▶ **TASK TO CARRY OUT**
Could you give the records below again exactly as they stand?

(Website and app data records)
━━━━━━

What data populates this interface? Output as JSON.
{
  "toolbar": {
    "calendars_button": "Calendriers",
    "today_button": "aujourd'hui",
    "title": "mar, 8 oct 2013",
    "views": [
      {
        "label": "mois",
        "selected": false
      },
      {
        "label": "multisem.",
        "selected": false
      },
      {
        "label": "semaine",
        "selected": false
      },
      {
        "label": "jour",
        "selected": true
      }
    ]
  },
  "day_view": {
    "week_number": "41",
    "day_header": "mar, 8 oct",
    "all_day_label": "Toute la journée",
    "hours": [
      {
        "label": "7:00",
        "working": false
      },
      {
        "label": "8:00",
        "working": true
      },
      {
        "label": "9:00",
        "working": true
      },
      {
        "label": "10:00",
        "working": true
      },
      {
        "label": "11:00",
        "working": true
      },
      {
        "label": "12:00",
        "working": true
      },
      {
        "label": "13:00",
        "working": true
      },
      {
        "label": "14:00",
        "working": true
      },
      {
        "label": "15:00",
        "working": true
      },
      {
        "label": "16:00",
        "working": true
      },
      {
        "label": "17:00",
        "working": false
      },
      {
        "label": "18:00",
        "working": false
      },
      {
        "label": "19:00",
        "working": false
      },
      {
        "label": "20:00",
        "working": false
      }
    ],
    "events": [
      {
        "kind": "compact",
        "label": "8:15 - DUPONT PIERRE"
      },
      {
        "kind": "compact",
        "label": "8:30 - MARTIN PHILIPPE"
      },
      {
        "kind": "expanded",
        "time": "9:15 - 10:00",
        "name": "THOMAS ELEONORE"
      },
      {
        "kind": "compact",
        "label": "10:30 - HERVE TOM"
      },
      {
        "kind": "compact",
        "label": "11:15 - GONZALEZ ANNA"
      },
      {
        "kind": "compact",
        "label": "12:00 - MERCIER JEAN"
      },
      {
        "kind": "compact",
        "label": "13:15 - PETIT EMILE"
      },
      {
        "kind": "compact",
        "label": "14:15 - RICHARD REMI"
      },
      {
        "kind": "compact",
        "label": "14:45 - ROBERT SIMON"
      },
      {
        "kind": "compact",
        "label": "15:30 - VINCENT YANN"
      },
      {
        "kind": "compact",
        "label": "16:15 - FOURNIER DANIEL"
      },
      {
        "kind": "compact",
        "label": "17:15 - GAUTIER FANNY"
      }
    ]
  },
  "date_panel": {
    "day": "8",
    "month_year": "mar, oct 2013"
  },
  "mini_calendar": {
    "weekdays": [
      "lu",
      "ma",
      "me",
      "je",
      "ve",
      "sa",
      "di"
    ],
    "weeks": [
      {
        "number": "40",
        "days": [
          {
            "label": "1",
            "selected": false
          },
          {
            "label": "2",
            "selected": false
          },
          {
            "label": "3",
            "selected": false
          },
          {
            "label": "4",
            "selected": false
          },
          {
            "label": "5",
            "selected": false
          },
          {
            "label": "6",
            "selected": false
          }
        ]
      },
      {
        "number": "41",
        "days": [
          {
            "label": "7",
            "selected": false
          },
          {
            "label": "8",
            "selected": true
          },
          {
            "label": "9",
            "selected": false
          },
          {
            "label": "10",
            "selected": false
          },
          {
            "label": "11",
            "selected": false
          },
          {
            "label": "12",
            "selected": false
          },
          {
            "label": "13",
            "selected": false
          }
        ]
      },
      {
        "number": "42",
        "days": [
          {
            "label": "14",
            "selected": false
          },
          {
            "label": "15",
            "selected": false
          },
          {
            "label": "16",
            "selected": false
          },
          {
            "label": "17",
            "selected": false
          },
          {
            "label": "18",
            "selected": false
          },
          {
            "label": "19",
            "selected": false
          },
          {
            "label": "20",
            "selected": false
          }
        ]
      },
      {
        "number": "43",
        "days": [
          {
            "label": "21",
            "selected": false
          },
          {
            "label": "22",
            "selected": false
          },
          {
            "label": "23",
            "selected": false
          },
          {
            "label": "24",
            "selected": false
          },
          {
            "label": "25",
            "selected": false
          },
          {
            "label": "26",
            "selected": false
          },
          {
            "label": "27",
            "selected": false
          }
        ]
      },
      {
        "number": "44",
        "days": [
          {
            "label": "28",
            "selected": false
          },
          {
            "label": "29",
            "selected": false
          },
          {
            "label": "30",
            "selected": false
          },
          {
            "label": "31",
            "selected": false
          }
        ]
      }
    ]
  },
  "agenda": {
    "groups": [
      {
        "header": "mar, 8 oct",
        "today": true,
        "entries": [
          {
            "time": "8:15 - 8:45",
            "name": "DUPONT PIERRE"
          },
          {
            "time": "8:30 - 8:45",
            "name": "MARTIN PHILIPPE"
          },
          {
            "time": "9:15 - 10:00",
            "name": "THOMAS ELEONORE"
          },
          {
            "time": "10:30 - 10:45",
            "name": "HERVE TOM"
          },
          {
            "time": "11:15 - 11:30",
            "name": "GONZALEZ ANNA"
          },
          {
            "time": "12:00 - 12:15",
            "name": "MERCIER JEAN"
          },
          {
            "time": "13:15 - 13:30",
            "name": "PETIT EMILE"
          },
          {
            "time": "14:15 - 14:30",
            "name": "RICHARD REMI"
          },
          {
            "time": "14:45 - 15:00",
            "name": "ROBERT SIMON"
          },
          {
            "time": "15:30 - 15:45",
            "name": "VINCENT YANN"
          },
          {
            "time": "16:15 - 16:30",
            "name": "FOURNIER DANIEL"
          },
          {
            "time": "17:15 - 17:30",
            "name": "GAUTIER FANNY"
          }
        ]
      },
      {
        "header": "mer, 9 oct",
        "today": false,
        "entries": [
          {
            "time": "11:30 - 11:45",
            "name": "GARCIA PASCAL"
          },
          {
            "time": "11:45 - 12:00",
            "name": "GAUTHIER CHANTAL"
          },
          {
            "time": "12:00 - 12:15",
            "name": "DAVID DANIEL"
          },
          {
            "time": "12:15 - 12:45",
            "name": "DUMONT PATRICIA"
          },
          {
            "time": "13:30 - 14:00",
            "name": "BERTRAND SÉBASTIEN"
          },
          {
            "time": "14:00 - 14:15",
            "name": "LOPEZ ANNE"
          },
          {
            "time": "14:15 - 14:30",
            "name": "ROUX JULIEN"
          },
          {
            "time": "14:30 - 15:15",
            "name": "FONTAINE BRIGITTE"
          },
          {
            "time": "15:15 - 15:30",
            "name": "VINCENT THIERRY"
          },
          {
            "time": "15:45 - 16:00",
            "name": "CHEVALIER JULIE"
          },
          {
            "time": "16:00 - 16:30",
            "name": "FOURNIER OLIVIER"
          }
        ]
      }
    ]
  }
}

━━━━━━

▶ **COMPLETED EXERCISE**
What data populates this interface? Output as JSON.
{
  "toolbar": {
    "calendars_button": "Calendriers",
    "today_button": "aujourd'hui",
    "title": "mar, 8 oct 2013",
    "views": [
      {
        "label": "mois",
        "selected": false
      },
      {
        "label": "multisem.",
        "selected": false
      },
      {
        "label": "semaine",
        "selected": false
      },
      {
        "label": "jour",
        "selected": true
      }
    ]
  },
  "day_view": {
    "week_number": "41",
    "day_header": "mar, 8 oct",
    "all_day_label": "Toute la journée",
    "hours": [
      {
        "label": "7:00",
        "working": false
      },
      {
        "label": "8:00",
        "working": true
      },
      {
        "label": "9:00",
        "working": true
      },
      {
        "label": "10:00",
        "working": true
      },
      {
        "label": "11:00",
        "working": true
      },
      {
        "label": "12:00",
        "working": true
      },
      {
        "label": "13:00",
        "working": true
      },
      {
        "label": "14:00",
        "working": true
      },
      {
        "label": "15:00",
        "working": true
      },
      {
        "label": "16:00",
        "working": true
      },
      {
        "label": "17:00",
        "working": false
      },
      {
        "label": "18:00",
        "working": false
      },
      {
        "label": "19:00",
        "working": false
      },
      {
        "label": "20:00",
        "working": false
      }
    ],
    "events": [
      {
        "kind": "compact",
        "label": "8:15 - DUPONT PIERRE"
      },
      {
        "kind": "compact",
        "label": "8:30 - MARTIN PHILIPPE"
      },
      {
        "kind": "expanded",
        "time": "9:15 - 10:00",
        "name": "THOMAS ELEONORE"
      },
      {
        "kind": "compact",
        "label": "10:30 - HERVE TOM"
      },
      {
        "kind": "compact",
        "label": "11:15 - GONZALEZ ANNA"
      },
      {
        "kind": "compact",
        "label": "12:00 - MERCIER JEAN"
      },
      {
        "kind": "compact",
        "label": "13:15 - PETIT EMILE"
      },
      {
        "kind": "compact",
        "label": "14:15 - RICHARD REMI"
      },
      {
        "kind": "compact",
        "label": "14:45 - ROBERT SIMON"
      },
      {
        "kind": "compact",
        "label": "15:30 - VINCENT YANN"
      },
      {
        "kind": "compact",
        "label": "16:15 - FOURNIER DANIEL"
      },
      {
        "kind": "compact",
        "label": "17:15 - GAUTIER FANNY"
      }
    ]
  },
  "date_panel": {
    "day": "8",
    "month_year": "mar, oct 2013"
  },
  "mini_calendar": {
    "weekdays": [
      "lu",
      "ma",
      "me",
      "je",
      "ve",
      "sa",
      "di"
    ],
    "weeks": [
      {
        "number": "40",
        "days": [
          {
            "label": "1",
            "selected": false
          },
          {
            "label": "2",
            "selected": false
          },
          {
            "label": "3",
            "selected": false
          },
          {
            "label": "4",
            "selected": false
          },
          {
            "label": "5",
            "selected": false
          },
          {
            "label": "6",
            "selected": false
          }
        ]
      },
      {
        "number": "41",
        "days": [
          {
            "label": "7",
            "selected": false
          },
          {
            "label": "8",
            "selected": true
          },
          {
            "label": "9",
            "selected": false
          },
          {
            "label": "10",
            "selected": false
          },
          {
            "label": "11",
            "selected": false
          },
          {
            "label": "12",
            "selected": false
          },
          {
            "label": "13",
            "selected": false
          }
        ]
      },
      {
        "number": "42",
        "days": [
          {
            "label": "14",
            "selected": false
          },
          {
            "label": "15",
            "selected": false
          },
          {
            "label": "16",
            "selected": false
          },
          {
            "label": "17",
            "selected": false
          },
          {
            "label": "18",
            "selected": false
          },
          {
            "label": "19",
            "selected": false
          },
          {
            "label": "20",
            "selected": false
          }
        ]
      },
      {
        "number": "43",
        "days": [
          {
            "label": "21",
            "selected": false
          },
          {
            "label": "22",
            "selected": false
          },
          {
            "label": "23",
            "selected": false
          },
          {
            "label": "24",
            "selected": false
          },
          {
            "label": "25",
            "selected": false
          },
          {
            "label": "26",
            "selected": false
          },
          {
            "label": "27",
            "selected": false
          }
        ]
      },
      {
        "number": "44",
        "days": [
          {
            "label": "28",
            "selected": false
          },
          {
            "label": "29",
            "selected": false
          },
          {
            "label": "30",
            "selected": false
          },
          {
            "label": "31",
            "selected": false
          }
        ]
      }
    ]
  },
  "agenda": {
    "groups": [
      {
        "header": "mar, 8 oct",
        "today": true,
        "entries": [
          {
            "time": "8:15 - 8:45",
            "name": "DUPONT PIERRE"
          },
          {
            "time": "8:30 - 8:45",
            "name": "MARTIN PHILIPPE"
          },
          {
            "time": "9:15 - 10:00",
            "name": "THOMAS ELEONORE"
          },
          {
            "time": "10:30 - 10:45",
            "name": "HERVE TOM"
          },
          {
            "time": "11:15 - 11:30",
            "name": "GONZALEZ ANNA"
          },
          {
            "time": "12:00 - 12:15",
            "name": "MERCIER JEAN"
          },
          {
            "time": "13:15 - 13:30",
            "name": "PETIT EMILE"
          },
          {
            "time": "14:15 - 14:30",
            "name": "RICHARD REMI"
          },
          {
            "time": "14:45 - 15:00",
            "name": "ROBERT SIMON"
          },
          {
            "time": "15:30 - 15:45",
            "name": "VINCENT YANN"
          },
          {
            "time": "16:15 - 16:30",
            "name": "FOURNIER DANIEL"
          },
          {
            "time": "17:15 - 17:30",
            "name": "GAUTIER FANNY"
          }
        ]
      },
      {
        "header": "mer, 9 oct",
        "today": false,
        "entries": [
          {
            "time": "11:30 - 11:45",
            "name": "GARCIA PASCAL"
          },
          {
            "time": "11:45 - 12:00",
            "name": "GAUTHIER CHANTAL"
          },
          {
            "time": "12:00 - 12:15",
            "name": "DAVID DANIEL"
          },
          {
            "time": "12:15 - 12:45",
            "name": "DUMONT PATRICIA"
          },
          {
            "time": "13:30 - 14:00",
            "name": "BERTRAND SÉBASTIEN"
          },
          {
            "time": "14:00 - 14:15",
            "name": "LOPEZ ANNE"
          },
          {
            "time": "14:15 - 14:30",
            "name": "ROUX JULIEN"
          },
          {
            "time": "14:30 - 15:15",
            "name": "FONTAINE BRIGITTE"
          },
          {
            "time": "15:15 - 15:30",
            "name": "VINCENT THIERRY"
          },
          {
            "time": "15:45 - 16:00",
            "name": "CHEVALIER JULIE"
          },
          {
            "time": "16:00 - 16:30",
            "name": "FOURNIER OLIVIER"
          }
        ]
      }
    ]
  }
}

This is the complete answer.